Using plastically deformed aluminium crystals, changes in distribution of the strain during heating were investigated with X-ray diffraction microscopy (Berg-Barrett method), in order to clarify the polygonization and recrystallization process. The X-ray micrographs locally showed recovery aspects and sub-grain formation. In the crystal which showed deformation bands the sub-grains formed with recovery are parallel to the bands. In case the deformation bands did not appear the subgrains are nearly parallel to slip bands.
Recrystallization phenomena have been studied with 4 kinds of specimens (99%, 99.9%, 99.99%, 99.99%Zn). The results were as follows: (1) The higher the purity, the larger the grain size of primary recrystallization. (2) In 99.999%Zn, primary recrystallization is partially observed immediately after 10% cold-rolling, and is completed after 30% cold-rolling. (3) Secondary recrystallization occurs at a low temperature with increasing cold-rolling reduction. (4) At the same cold-rolling reduction rate, it was found that there exists a minimum point of secondary recrystallization temperature at 99.99% purity. (5) In recrystallization diagram of zinc specimens of higher purity than 99.9%, it was found that the grain size has the maximum value at a certain temperature.
Recrystallization phenomena have been observed on variously cold-rolled high purity zinc, and the following results were obtained: Abnormal growth is observed in every grades of zinc heated at temperatures higher than 200∼300°. Secondary recrystallization occurs at lower temperature with increasing cold rolling reduction and this phenomenon is also recognised in specimens already completing the primary recrystallization under the same conditions.

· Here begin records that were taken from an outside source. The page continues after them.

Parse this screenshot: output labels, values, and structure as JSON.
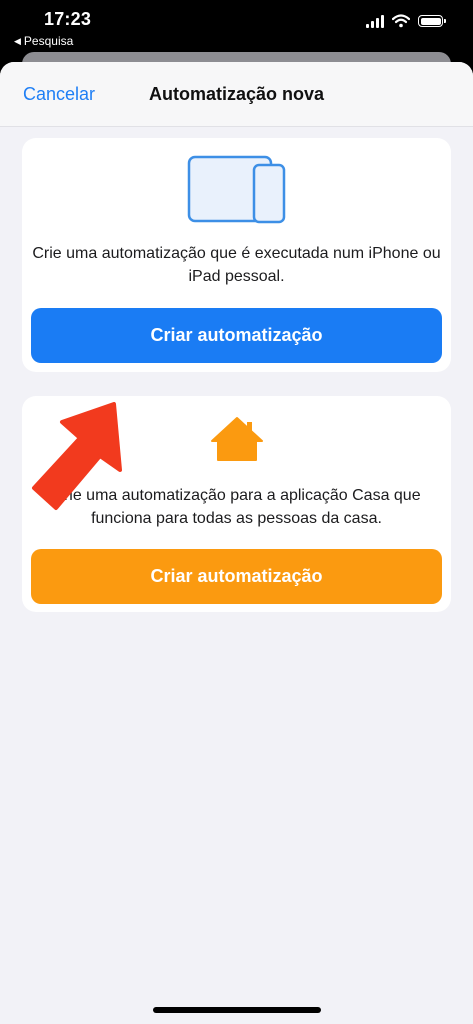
{
  "status_bar": {
    "time": "17:23",
    "back_label": "Pesquisa",
    "icons": [
      "cellular-signal-icon",
      "wifi-icon",
      "battery-icon"
    ]
  },
  "nav": {
    "cancel_label": "Cancelar",
    "title": "Automatização nova"
  },
  "cards": {
    "personal": {
      "icon": "ipad-iphone-icon",
      "description": "Crie uma automatização que é executada num iPhone ou iPad pessoal.",
      "button_label": "Criar automatização",
      "button_color": "#1a7cf4"
    },
    "home": {
      "icon": "house-icon",
      "description": "Crie uma automatização para a aplicação Casa que funciona para todas as pessoas da casa.",
      "button_label": "Criar automatização",
      "button_color": "#fb9a10"
    }
  },
  "annotation": {
    "icon": "red-arrow-icon",
    "color": "#f23a1e"
  },
  "colors": {
    "accent": "#1f7ff5",
    "background": "#f2f2f7"
  }
}
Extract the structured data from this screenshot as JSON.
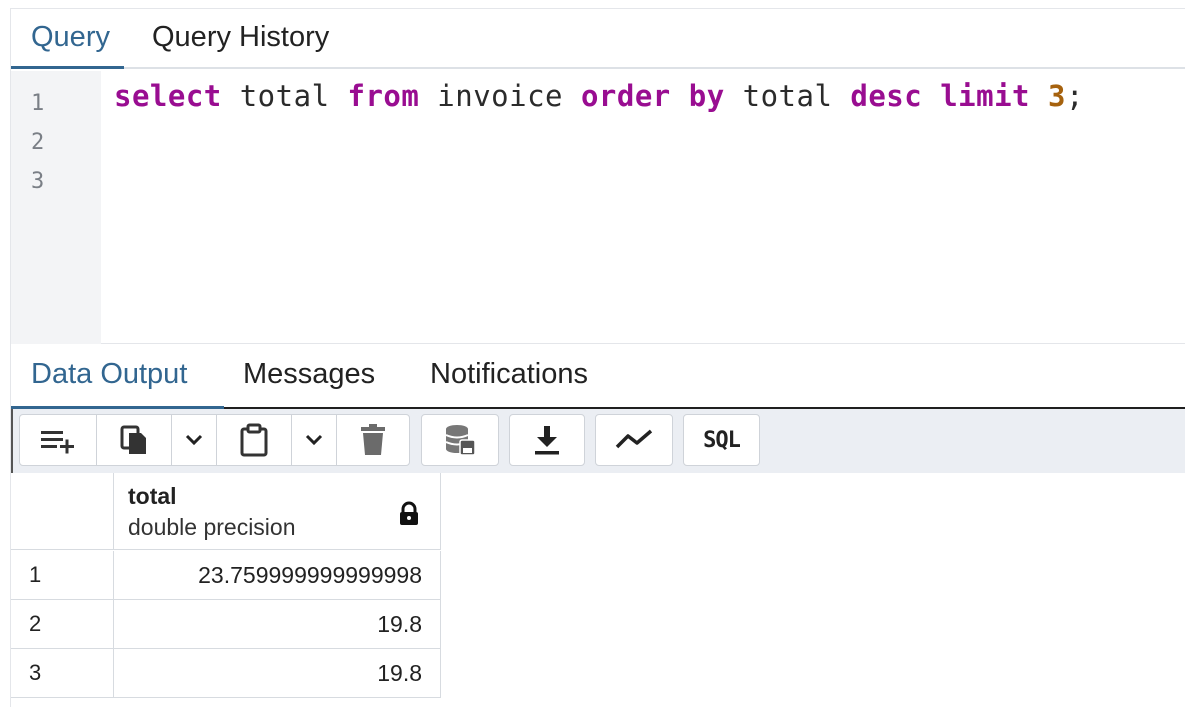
{
  "query_tabs": [
    {
      "label": "Query",
      "active": true
    },
    {
      "label": "Query History",
      "active": false
    }
  ],
  "editor": {
    "line_numbers": [
      "1",
      "2",
      "3"
    ],
    "code_tokens": [
      {
        "text": "select",
        "type": "keyword"
      },
      {
        "text": " total ",
        "type": "plain"
      },
      {
        "text": "from",
        "type": "keyword"
      },
      {
        "text": " invoice ",
        "type": "plain"
      },
      {
        "text": "order",
        "type": "keyword"
      },
      {
        "text": " ",
        "type": "plain"
      },
      {
        "text": "by",
        "type": "keyword"
      },
      {
        "text": " total ",
        "type": "plain"
      },
      {
        "text": "desc",
        "type": "keyword"
      },
      {
        "text": " ",
        "type": "plain"
      },
      {
        "text": "limit",
        "type": "keyword"
      },
      {
        "text": " ",
        "type": "plain"
      },
      {
        "text": "3",
        "type": "number"
      },
      {
        "text": ";",
        "type": "plain"
      }
    ]
  },
  "output_tabs": [
    {
      "label": "Data Output",
      "active": true
    },
    {
      "label": "Messages",
      "active": false
    },
    {
      "label": "Notifications",
      "active": false
    }
  ],
  "toolbar": {
    "buttons": [
      {
        "name": "add-row-button",
        "icon": "add-row-icon"
      },
      {
        "name": "copy-button",
        "icon": "copy-icon"
      },
      {
        "name": "copy-options-button",
        "icon": "chevron-down-icon"
      },
      {
        "name": "paste-button",
        "icon": "paste-icon"
      },
      {
        "name": "paste-options-button",
        "icon": "chevron-down-icon"
      },
      {
        "name": "delete-button",
        "icon": "trash-icon"
      },
      {
        "name": "save-data-button",
        "icon": "database-save-icon"
      },
      {
        "name": "download-button",
        "icon": "download-icon"
      },
      {
        "name": "graph-visualiser-button",
        "icon": "line-chart-icon"
      },
      {
        "name": "sql-button",
        "icon": "sql-icon"
      }
    ],
    "sql_label": "SQL"
  },
  "grid": {
    "column": {
      "name": "total",
      "type": "double precision",
      "locked": true
    },
    "rows": [
      {
        "row_number": "1",
        "value": "23.759999999999998"
      },
      {
        "row_number": "2",
        "value": "19.8"
      },
      {
        "row_number": "3",
        "value": "19.8"
      }
    ]
  },
  "colors": {
    "accent": "#326690",
    "keyword": "#990d91",
    "number": "#a6620e",
    "toolbar_bg": "#ebeef3",
    "gutter_bg": "#f3f4f6"
  }
}
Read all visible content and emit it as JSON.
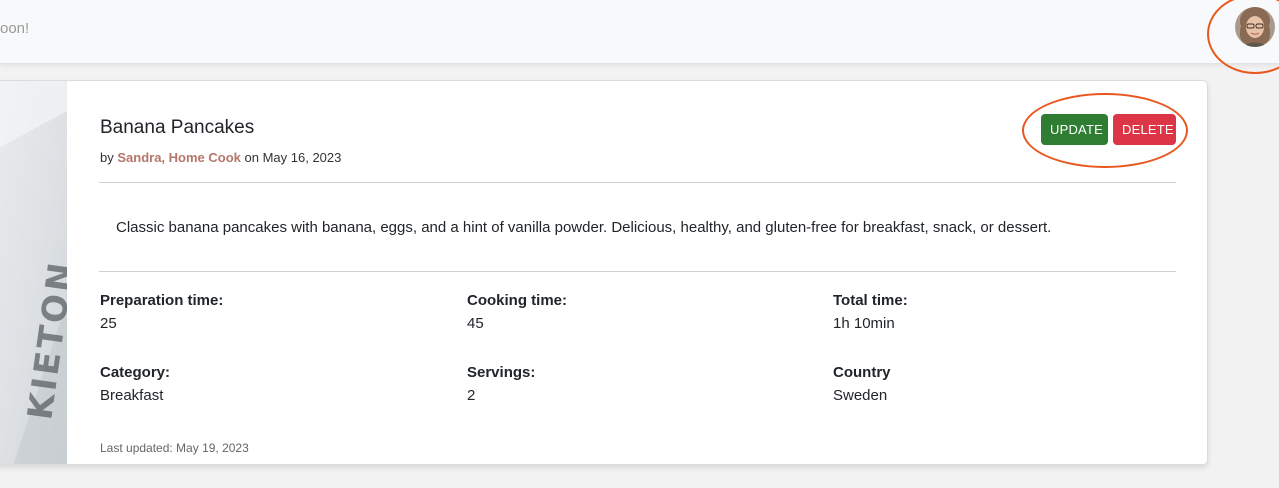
{
  "header": {
    "text": "oon!",
    "avatar": "user-avatar"
  },
  "recipe": {
    "title": "Banana Pancakes",
    "by_prefix": "by",
    "author": "Sandra, Home Cook",
    "on_text": "on May 16, 2023",
    "update_label": "UPDATE",
    "delete_label": "DELETE",
    "description": "Classic banana pancakes with banana, eggs, and a hint of vanilla powder. Delicious, healthy, and gluten-free for breakfast, snack, or dessert.",
    "fields": [
      {
        "label": "Preparation time:",
        "value": "25"
      },
      {
        "label": "Cooking time:",
        "value": "45"
      },
      {
        "label": "Total time:",
        "value": "1h 10min"
      },
      {
        "label": "Category:",
        "value": "Breakfast"
      },
      {
        "label": "Servings:",
        "value": "2"
      },
      {
        "label": "Country",
        "value": "Sweden"
      }
    ],
    "last_updated": "Last updated: May 19, 2023"
  },
  "colors": {
    "update": "#2e7d32",
    "delete": "#dc3545",
    "author": "#b4776a",
    "highlight_ring": "#e8571e"
  }
}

The sizes of the secondary recrystallized grains are strongly influenced by the heating rate. By rapidly heating to above 300°, secondary recrystallization produced a relatively fine-grained structure, and slow heating produced a large-grained structure. It is also considered that the nucleation of secondary recrystallization would be influenced by the heating rate And secondary recrystallizaiton seems to be occasioned by nucleation and growth, because its character closely resembles that of primary recrystallization.